The first thing that strikes you when opening the very nice, very sturdy box is the size of this aircraft. My last 1/72 build was a Sword Re-2001, and that looks downright tiny next to the X-47. The plane's shape is very reminiscent of the canceled A-12 Avenger project from the early 1990s. Being a large flying wing, most of the shape is taken up in the fuselage, with just the small wings poking out of it. The kit comes on two sprues of very well done light grey plastic, and no clear parts. There is a small amount of texture on the plastic parts, but I doubt this will be noticeable under a coat of primer or paint.

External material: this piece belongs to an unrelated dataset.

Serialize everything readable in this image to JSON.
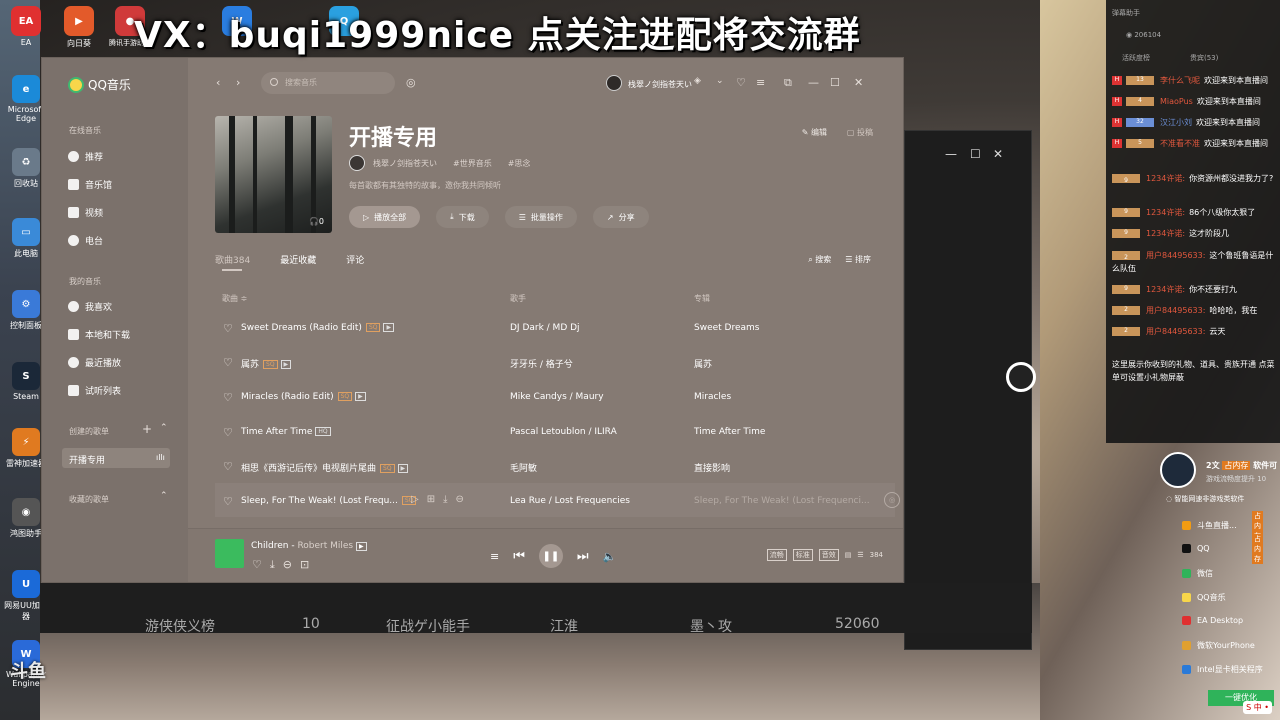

The recessed detail on this plane is very, very well done, with some great panel lines and rivets where appropriate. I say appropriate, but since most of the pictures of this machine are classified, I'm only guessing. But they sure do look great though. There is bomb bay and wheel well detail provided, since that is really the only interior to the plane. Again, this is mostly guesswork on my part, but I think it looks fine. Should look good with the two big JDAMs provided in the bay. There is also a two part intake, and a very well done single part exhaust. These three parts are the only pieces that need to be installed before the fuselage halves are assembled, and they seem to dry-fit quite well. Some of the sprue attachments are on the actual gluing face of the parts, which I don't like, but does allow for sharp edges on parts
In terms of options, you're given the choice of raised or lowered landing gear, open or closed bomb bays, and folded or extended wings. The wing-folds seem to be very nicely detailed, and should be sturdy enough to hold the wings at the right angle. There are also some small support spars to install if you choose to keep the wings extended and rigid, which is a nice touch.
decals and marking options
The last thing you pull out of the box is a huge decal sheet, and here the kit really shines. It is full of markings for both the prototype, and future operational markings for three squadrons. Also included is a huge suite of stencils, that should provide pretty much every maintenance marking that will be visible on the plane. Decals are printed by Cartograf, which is always a good sign. Painting is restricted to one all-grey aircraft, although I'm sure you could come up with some kind of digital camo scheme to make it a bit more interesting, since Navy camouflage could change sometime in the next three years.
The instructions are nicely laid out, being very short of course since there is so little to the plane, but still nicely illustrated. There is no mention of nose-weight needed, and the plane seems heavy already, but I'd add some just to be safe because of the tricycle gear.
The only downside I can see to this kit are a few poorly placed ejector pin marks, in places like the landing gear legs and doors, along with the bomb bay doors. This will cause some minor headaches, but should clean-up easily enough with some light putty and sanding. That's really only the downside I can see to this kit, but it is more of a light annoyance than anything else.